  • Probate Property: As per Pennsylvania law, only assets owned solely by the deceased person need to go through probate. Jointly owned properties, pay-on-death bank accounts, life insurance policies, or assets held in a living trust can be transferred without probate court approval. This can significantly affect the length of the process. 

  • Will Disputes: If there are disputes or challenges to the will, the probate process can be extended. These disputes could arise from perceived inequities in the distribution of assets or from questions about the validity of the will itself. 

  • Tax Matters: Pennsylvania imposes an inheritance tax due when anyone but the surviving spouse or a charity inherits from the deceased person. Some personal representatives pay the estimated amount of inheritance tax within three months after death. It's not due until nine months after death, but paying early gives the estate a five percent discount off the tax bill. 

  • Estate Size: Pennsylvania offers a simplified probate process for small estates, which state law defines as estates that contain no more than $50,000 in assets.

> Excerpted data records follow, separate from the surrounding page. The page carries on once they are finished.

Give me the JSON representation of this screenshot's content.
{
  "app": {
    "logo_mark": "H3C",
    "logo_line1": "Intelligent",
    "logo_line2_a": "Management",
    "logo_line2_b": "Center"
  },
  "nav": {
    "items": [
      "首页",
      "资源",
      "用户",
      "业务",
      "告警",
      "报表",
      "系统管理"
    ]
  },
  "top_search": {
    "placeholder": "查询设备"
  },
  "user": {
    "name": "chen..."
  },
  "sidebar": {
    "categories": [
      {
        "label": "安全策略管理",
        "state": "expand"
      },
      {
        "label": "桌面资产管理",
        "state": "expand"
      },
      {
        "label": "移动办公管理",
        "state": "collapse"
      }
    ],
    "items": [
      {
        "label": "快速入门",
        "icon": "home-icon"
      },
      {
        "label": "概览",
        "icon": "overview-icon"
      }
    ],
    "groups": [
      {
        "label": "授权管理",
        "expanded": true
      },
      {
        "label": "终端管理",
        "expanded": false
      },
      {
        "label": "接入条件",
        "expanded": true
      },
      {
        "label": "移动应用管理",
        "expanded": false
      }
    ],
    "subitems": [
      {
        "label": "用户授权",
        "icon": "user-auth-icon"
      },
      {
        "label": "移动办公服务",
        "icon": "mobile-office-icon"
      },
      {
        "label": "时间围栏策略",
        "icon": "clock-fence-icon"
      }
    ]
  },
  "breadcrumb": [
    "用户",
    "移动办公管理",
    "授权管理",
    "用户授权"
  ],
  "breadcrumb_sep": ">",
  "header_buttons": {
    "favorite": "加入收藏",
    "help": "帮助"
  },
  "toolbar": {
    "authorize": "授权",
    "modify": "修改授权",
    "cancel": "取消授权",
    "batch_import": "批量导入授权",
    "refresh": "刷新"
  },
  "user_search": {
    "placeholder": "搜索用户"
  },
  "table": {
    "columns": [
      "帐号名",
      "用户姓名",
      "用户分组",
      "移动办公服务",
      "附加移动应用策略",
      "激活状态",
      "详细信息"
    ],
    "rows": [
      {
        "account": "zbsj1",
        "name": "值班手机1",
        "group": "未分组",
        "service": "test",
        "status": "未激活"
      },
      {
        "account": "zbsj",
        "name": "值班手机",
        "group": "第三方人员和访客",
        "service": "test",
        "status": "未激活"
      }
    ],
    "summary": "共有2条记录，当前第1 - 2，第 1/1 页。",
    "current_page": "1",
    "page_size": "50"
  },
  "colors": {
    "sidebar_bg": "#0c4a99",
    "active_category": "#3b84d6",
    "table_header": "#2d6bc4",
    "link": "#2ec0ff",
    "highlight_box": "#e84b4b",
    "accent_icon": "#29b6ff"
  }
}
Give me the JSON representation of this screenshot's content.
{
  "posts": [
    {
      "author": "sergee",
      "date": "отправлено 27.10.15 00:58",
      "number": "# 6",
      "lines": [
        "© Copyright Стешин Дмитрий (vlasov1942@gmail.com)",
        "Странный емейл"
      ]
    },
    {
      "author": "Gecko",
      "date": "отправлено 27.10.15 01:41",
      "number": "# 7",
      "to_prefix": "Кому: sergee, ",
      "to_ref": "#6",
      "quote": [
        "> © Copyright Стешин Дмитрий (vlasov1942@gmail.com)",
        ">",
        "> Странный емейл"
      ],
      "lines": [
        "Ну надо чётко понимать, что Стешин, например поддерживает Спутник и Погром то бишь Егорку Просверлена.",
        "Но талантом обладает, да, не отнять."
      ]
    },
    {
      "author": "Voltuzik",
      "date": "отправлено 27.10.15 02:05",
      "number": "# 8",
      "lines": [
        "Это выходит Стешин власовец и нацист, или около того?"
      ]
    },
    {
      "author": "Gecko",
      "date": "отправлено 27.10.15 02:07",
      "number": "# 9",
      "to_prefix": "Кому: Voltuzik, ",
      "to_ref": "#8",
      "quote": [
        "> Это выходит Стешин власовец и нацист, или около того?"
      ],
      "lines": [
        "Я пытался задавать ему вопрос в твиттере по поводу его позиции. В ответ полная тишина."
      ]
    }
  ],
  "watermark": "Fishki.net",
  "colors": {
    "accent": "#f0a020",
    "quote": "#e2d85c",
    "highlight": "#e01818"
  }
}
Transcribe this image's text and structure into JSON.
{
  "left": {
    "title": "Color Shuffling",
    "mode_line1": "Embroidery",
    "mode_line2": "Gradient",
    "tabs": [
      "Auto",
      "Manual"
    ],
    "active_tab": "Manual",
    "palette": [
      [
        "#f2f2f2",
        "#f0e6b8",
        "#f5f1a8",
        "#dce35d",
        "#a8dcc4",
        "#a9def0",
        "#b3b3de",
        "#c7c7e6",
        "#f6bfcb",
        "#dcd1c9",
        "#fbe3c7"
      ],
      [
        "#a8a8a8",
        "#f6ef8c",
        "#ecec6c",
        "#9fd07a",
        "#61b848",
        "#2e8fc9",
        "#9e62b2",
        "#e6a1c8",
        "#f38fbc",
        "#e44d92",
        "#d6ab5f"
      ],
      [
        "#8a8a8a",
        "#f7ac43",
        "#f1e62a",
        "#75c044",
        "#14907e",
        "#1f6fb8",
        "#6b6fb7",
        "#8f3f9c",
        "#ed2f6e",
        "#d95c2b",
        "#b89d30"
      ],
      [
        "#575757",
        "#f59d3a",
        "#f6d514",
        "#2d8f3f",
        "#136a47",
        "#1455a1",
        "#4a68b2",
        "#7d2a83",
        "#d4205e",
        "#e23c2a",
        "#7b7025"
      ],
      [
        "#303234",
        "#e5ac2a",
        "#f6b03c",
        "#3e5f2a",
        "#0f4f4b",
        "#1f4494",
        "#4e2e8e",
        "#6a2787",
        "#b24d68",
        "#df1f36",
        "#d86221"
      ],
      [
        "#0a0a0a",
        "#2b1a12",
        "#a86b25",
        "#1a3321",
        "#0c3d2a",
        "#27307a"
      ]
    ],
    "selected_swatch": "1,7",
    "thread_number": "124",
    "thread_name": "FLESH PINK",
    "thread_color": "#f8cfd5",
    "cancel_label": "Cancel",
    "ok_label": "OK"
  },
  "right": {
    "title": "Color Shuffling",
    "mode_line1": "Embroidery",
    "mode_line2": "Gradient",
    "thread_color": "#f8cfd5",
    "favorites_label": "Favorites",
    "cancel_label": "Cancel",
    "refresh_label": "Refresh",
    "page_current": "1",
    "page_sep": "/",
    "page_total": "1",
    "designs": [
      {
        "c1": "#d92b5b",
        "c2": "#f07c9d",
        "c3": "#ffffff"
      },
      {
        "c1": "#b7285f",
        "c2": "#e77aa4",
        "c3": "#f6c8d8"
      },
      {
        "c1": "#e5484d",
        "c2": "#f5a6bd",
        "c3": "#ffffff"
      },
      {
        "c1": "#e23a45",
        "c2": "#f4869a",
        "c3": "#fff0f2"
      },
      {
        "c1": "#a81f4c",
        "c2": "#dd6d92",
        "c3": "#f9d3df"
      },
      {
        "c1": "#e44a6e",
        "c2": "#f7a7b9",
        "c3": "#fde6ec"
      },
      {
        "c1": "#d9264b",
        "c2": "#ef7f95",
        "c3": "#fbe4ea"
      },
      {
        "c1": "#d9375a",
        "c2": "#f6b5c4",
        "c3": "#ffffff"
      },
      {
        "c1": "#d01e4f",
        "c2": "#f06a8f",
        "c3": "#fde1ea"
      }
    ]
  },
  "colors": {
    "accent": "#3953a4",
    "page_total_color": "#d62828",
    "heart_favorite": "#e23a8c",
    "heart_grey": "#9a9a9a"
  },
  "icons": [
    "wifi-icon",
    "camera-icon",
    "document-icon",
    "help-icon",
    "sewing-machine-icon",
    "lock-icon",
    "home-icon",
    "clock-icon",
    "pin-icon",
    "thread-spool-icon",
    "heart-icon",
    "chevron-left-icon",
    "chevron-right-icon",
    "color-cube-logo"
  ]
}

This does not include real estate, certain amounts the family can collect without probate, and amounts used to pay funeral expenses. 

  • Efficiency of the Executor: The executor’s efficiency in gathering the necessary documents and information can significantly impact the timeline. If the executor is not prompt or organized, delays can occur. 

Understanding these factors can help you prepare for the probate process and set realistic expectations.  

Steps to Take Immediately After Death

When a loved one passes away, it's a challenging time filled with grief and stress. Amid these emotions, there are certain steps you need to take to initiate the probate process. Here is a list of actions you should consider: 

  1. Locate the Will: If your loved one left a will, it's crucial to find it as soon as possible. This document will guide the distribution of their assets and may also include other important instructions. 

  1. Notify Relevant Parties: Reach out to banks, financial institutions, and other relevant organizations about the death. This can help prevent any fraudulent activity on your loved one's accounts. 

  1. Gather Important Documents: Collect essential papers, such as the death certificate, financial records, property deeds, and insurance policies. You'll need these for the probate process. 

  1. Determine if Probate is Necessary: Not all assets require probate. Jointly owned properties, pay-on-death bank accounts, life insurance policies, or assets held in a living trust may skip the probate process. 

  1. Check for Small Estate Procedures: Pennsylvania law offers a simplified probate process for small estates, defined as those with no more than $50,000 in assets. This does not include real estate and certain amounts exempted from probate, such as funeral expenses. 

  1. Consider Professional Assistance: The probate process can be complex, particularly when you're dealing with the loss of a loved one. It might be beneficial to seek the guidance of an experienced probate attorney. 

Remember, every situation is unique, and these steps might vary based on your personal circumstances and the nature of the deceased's estate.  

Consequences of Not Filing on Time

While there isn't a strict deadline, delaying the filing of probate can lead to complications. These could include delays in distributing assets to beneficiaries, potential disputes among family members, and the risk of assets being mismanaged or lost. Therefore, it's crucial to consult with an experienced probate attorney to ensure proper adherence to legal requirements and prevent any negative repercussions.  

Compassionate Legal Assistance

At Benoff Law Firm, we understand the emotional toll that the death of a loved one can take. Dealing with the probate process during such a time can be overwhelming. That's why our team of compassionate attorneys is committed to providing the legal assistance you need. We will guide you through the probate process, ensuring your loved one's wishes are respected and helping to administer the estate effectively.  

We believe in a client-centered approach, tailored strategies, and skillful legal guidance to achieve positive outcomes. With our local knowledge, you can have confidence in our dedication to serving you and your family in these challenging times.